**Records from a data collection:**
+ + +

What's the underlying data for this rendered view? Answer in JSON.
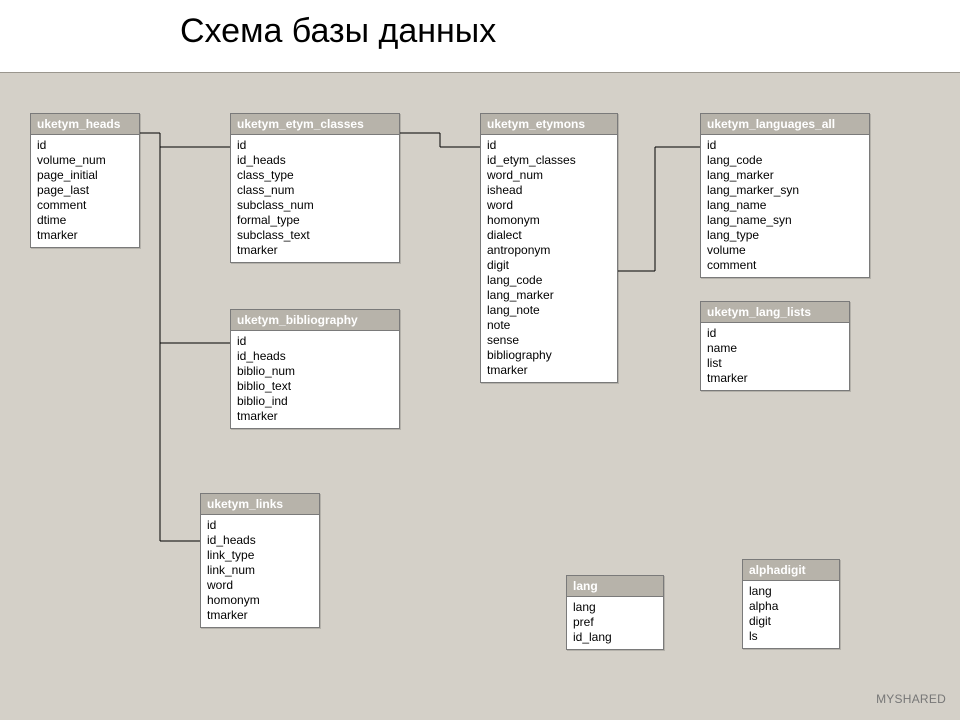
{
  "title": "Схема базы данных",
  "watermark": "MYSHARED",
  "tables": {
    "heads": {
      "name": "uketym_heads",
      "fields": [
        "id",
        "volume_num",
        "page_initial",
        "page_last",
        "comment",
        "dtime",
        "tmarker"
      ]
    },
    "etym_classes": {
      "name": "uketym_etym_classes",
      "fields": [
        "id",
        "id_heads",
        "class_type",
        "class_num",
        "subclass_num",
        "formal_type",
        "subclass_text",
        "tmarker"
      ]
    },
    "bibliography": {
      "name": "uketym_bibliography",
      "fields": [
        "id",
        "id_heads",
        "biblio_num",
        "biblio_text",
        "biblio_ind",
        "tmarker"
      ]
    },
    "links": {
      "name": "uketym_links",
      "fields": [
        "id",
        "id_heads",
        "link_type",
        "link_num",
        "word",
        "homonym",
        "tmarker"
      ]
    },
    "etymons": {
      "name": "uketym_etymons",
      "fields": [
        "id",
        "id_etym_classes",
        "word_num",
        "ishead",
        "word",
        "homonym",
        "dialect",
        "antroponym",
        "digit",
        "lang_code",
        "lang_marker",
        "lang_note",
        "note",
        "sense",
        "bibliography",
        "tmarker"
      ]
    },
    "languages_all": {
      "name": "uketym_languages_all",
      "fields": [
        "id",
        "lang_code",
        "lang_marker",
        "lang_marker_syn",
        "lang_name",
        "lang_name_syn",
        "lang_type",
        "volume",
        "comment"
      ]
    },
    "lang_lists": {
      "name": "uketym_lang_lists",
      "fields": [
        "id",
        "name",
        "list",
        "tmarker"
      ]
    },
    "lang": {
      "name": "lang",
      "fields": [
        "lang",
        "pref",
        "id_lang"
      ]
    },
    "alphadigit": {
      "name": "alphadigit",
      "fields": [
        "lang",
        "alpha",
        "digit",
        "ls"
      ]
    }
  }
}
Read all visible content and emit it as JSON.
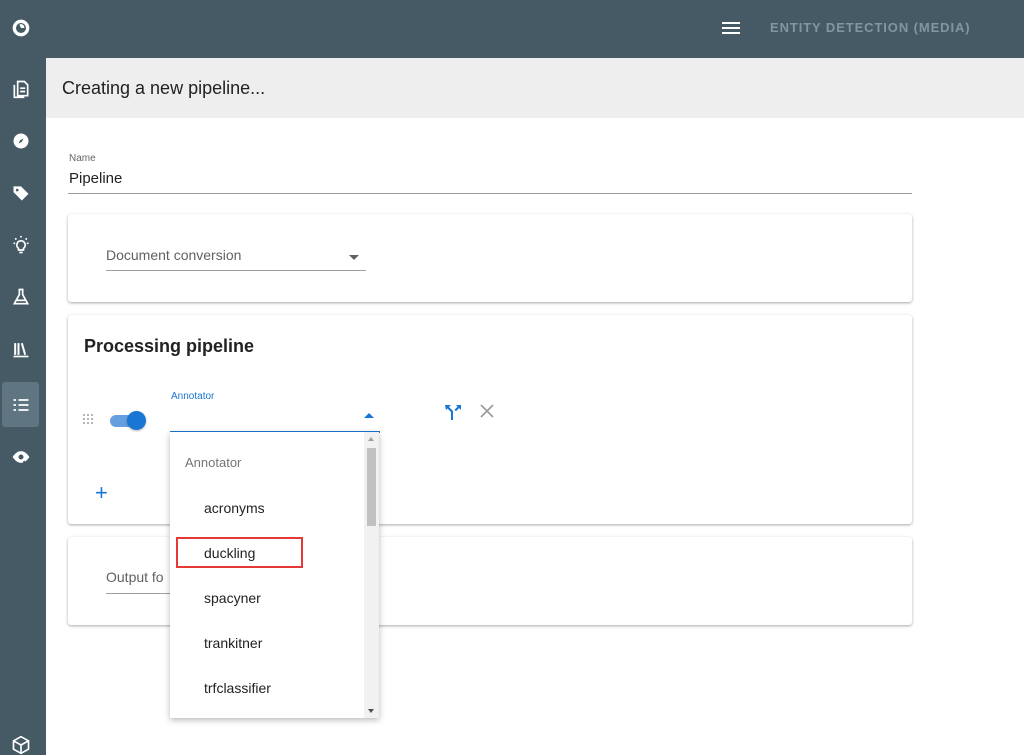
{
  "topbar": {
    "app_title": "ENTITY DETECTION (MEDIA)",
    "menu_icon": "menu-icon"
  },
  "sidebar": {
    "items": [
      {
        "icon": "eye-logo-icon"
      },
      {
        "icon": "document-icon"
      },
      {
        "icon": "compass-icon"
      },
      {
        "icon": "tag-icon"
      },
      {
        "icon": "lightbulb-icon"
      },
      {
        "icon": "flask-icon"
      },
      {
        "icon": "library-icon"
      },
      {
        "icon": "list-icon",
        "active": true
      },
      {
        "icon": "eye-check-icon"
      },
      {
        "icon": "cube-icon"
      }
    ]
  },
  "page": {
    "title": "Creating a new pipeline..."
  },
  "name_field": {
    "label": "Name",
    "value": "Pipeline"
  },
  "doc_conversion": {
    "placeholder": "Document conversion"
  },
  "processing": {
    "title": "Processing pipeline",
    "annotator_label": "Annotator",
    "enabled": true
  },
  "output": {
    "placeholder_visible": "Output fo"
  },
  "dropdown": {
    "header": "Annotator",
    "options": [
      "acronyms",
      "duckling",
      "spacyner",
      "trankitner",
      "trfclassifier"
    ],
    "highlighted": "duckling"
  },
  "colors": {
    "rail": "#455a64",
    "accent": "#1976d2",
    "highlight": "#e53935"
  }
}
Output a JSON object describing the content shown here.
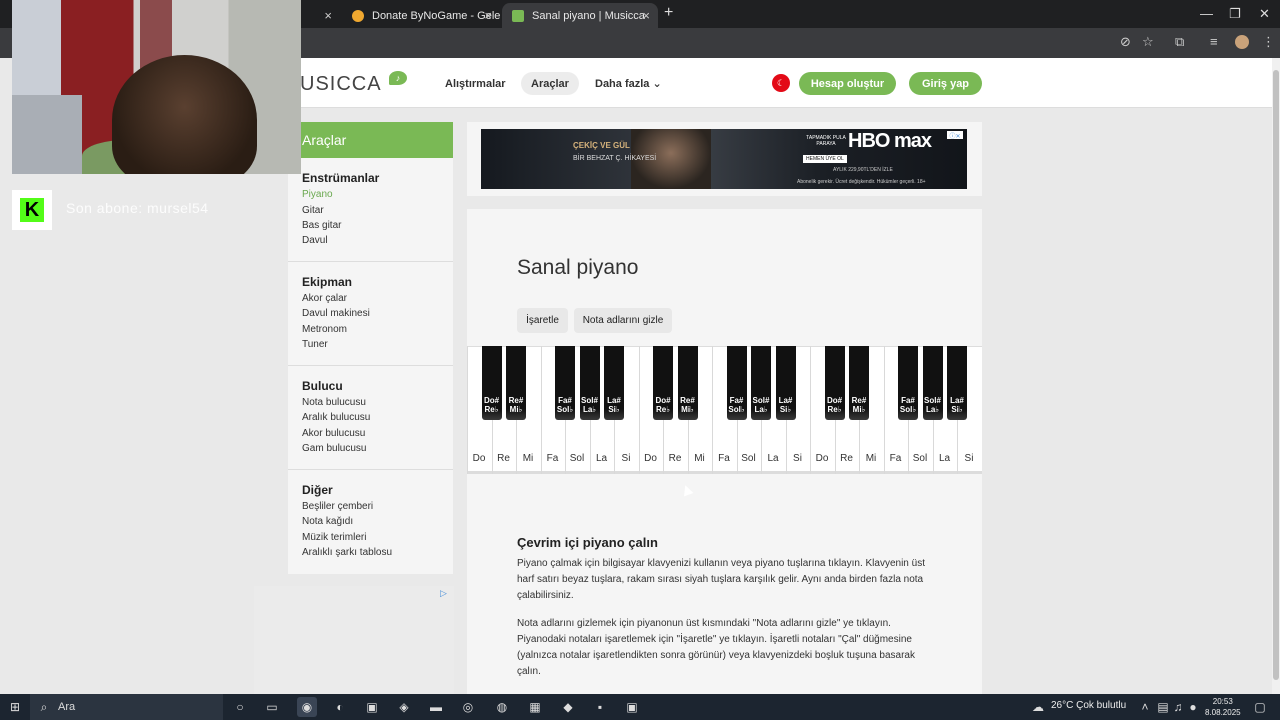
{
  "browser": {
    "tabs": [
      {
        "label": "",
        "active": false
      },
      {
        "label": "Donate ByNoGame - Gelen/Gi",
        "active": false
      },
      {
        "label": "Sanal piyano | Musicca",
        "active": true
      }
    ],
    "new_tab": "+",
    "close_glyph": "×",
    "window_controls": [
      "—",
      "❐",
      "✕"
    ]
  },
  "overlay": {
    "sub_label": "Son abone: mursel54",
    "kick_logo": "K"
  },
  "site": {
    "logo": "USICCA",
    "nav": [
      "Alıştırmalar",
      "Araçlar",
      "Daha fazla ⌄"
    ],
    "signup": "Hesap oluştur",
    "login": "Giriş yap"
  },
  "sidebar": {
    "title": "Araçlar",
    "sections": [
      {
        "title": "Enstrümanlar",
        "items": [
          "Piyano",
          "Gitar",
          "Bas gitar",
          "Davul"
        ]
      },
      {
        "title": "Ekipman",
        "items": [
          "Akor çalar",
          "Davul makinesi",
          "Metronom",
          "Tuner"
        ]
      },
      {
        "title": "Bulucu",
        "items": [
          "Nota bulucusu",
          "Aralık bulucusu",
          "Akor bulucusu",
          "Gam bulucusu"
        ]
      },
      {
        "title": "Diğer",
        "items": [
          "Beşliler çemberi",
          "Nota kağıdı",
          "Müzik terimleri",
          "Aralıklı şarkı tablosu"
        ]
      }
    ]
  },
  "ad": {
    "line1": "ÇEKİÇ VE GÜL",
    "line2": "BİR BEHZAT Ç. HİKAYESİ",
    "offer": "TAPMADIK PULA PARAYA",
    "cta": "HEMEN ÜYE OL",
    "brand": "HBO max",
    "price": "AYLIK 229,90TL'DEN İZLE",
    "disclaimer": "Abonelik gerekir. Ücret değişkendir. Hükümler geçerli. 18+"
  },
  "page": {
    "title": "Sanal piyano",
    "mark_button": "İşaretle",
    "hide_button": "Nota adlarını gizle",
    "white_keys": [
      "Do",
      "Re",
      "Mi",
      "Fa",
      "Sol",
      "La",
      "Si",
      "Do",
      "Re",
      "Mi",
      "Fa",
      "Sol",
      "La",
      "Si",
      "Do",
      "Re",
      "Mi",
      "Fa",
      "Sol",
      "La",
      "Si"
    ],
    "black_keys": [
      {
        "top": "Do#",
        "bottom": "Re♭"
      },
      {
        "top": "Re#",
        "bottom": "Mi♭"
      },
      {
        "top": "Fa#",
        "bottom": "Sol♭"
      },
      {
        "top": "Sol#",
        "bottom": "La♭"
      },
      {
        "top": "La#",
        "bottom": "Si♭"
      },
      {
        "top": "Do#",
        "bottom": "Re♭"
      },
      {
        "top": "Re#",
        "bottom": "Mi♭"
      },
      {
        "top": "Fa#",
        "bottom": "Sol♭"
      },
      {
        "top": "Sol#",
        "bottom": "La♭"
      },
      {
        "top": "La#",
        "bottom": "Si♭"
      },
      {
        "top": "Do#",
        "bottom": "Re♭"
      },
      {
        "top": "Re#",
        "bottom": "Mi♭"
      },
      {
        "top": "Fa#",
        "bottom": "Sol♭"
      },
      {
        "top": "Sol#",
        "bottom": "La♭"
      },
      {
        "top": "La#",
        "bottom": "Si♭"
      }
    ],
    "heading": "Çevrim içi piyano çalın",
    "para1": "Piyano çalmak için bilgisayar klavyenizi kullanın veya piyano tuşlarına tıklayın. Klavyenin üst harf satırı beyaz tuşlara, rakam sırası siyah tuşlara karşılık gelir. Aynı anda birden fazla nota çalabilirsiniz.",
    "para2": "Nota adlarını gizlemek için piyanonun üst kısmındaki \"Nota adlarını gizle\" ye tıklayın. Piyanodaki notaları işaretlemek için \"İşaretle\" ye tıklayın. İşaretli notaları \"Çal\" düğmesine (yalnızca notalar işaretlendikten sonra görünür) veya klavyenizdeki boşluk tuşuna basarak çalın."
  },
  "taskbar": {
    "search": "Ara",
    "weather": "26°C  Çok bulutlu",
    "time": "20:53",
    "date": "8.08.2025"
  },
  "colors": {
    "accent": "#7ab955",
    "tabbar": "#1f2022",
    "taskbar": "#1c2530"
  }
}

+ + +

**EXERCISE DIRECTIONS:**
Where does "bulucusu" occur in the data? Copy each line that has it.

**ANSWER BOX:**
          "Nota bulucusu",
          "Aralık bulucusu",
          "Akor bulucusu",
          "Gam bulucusu"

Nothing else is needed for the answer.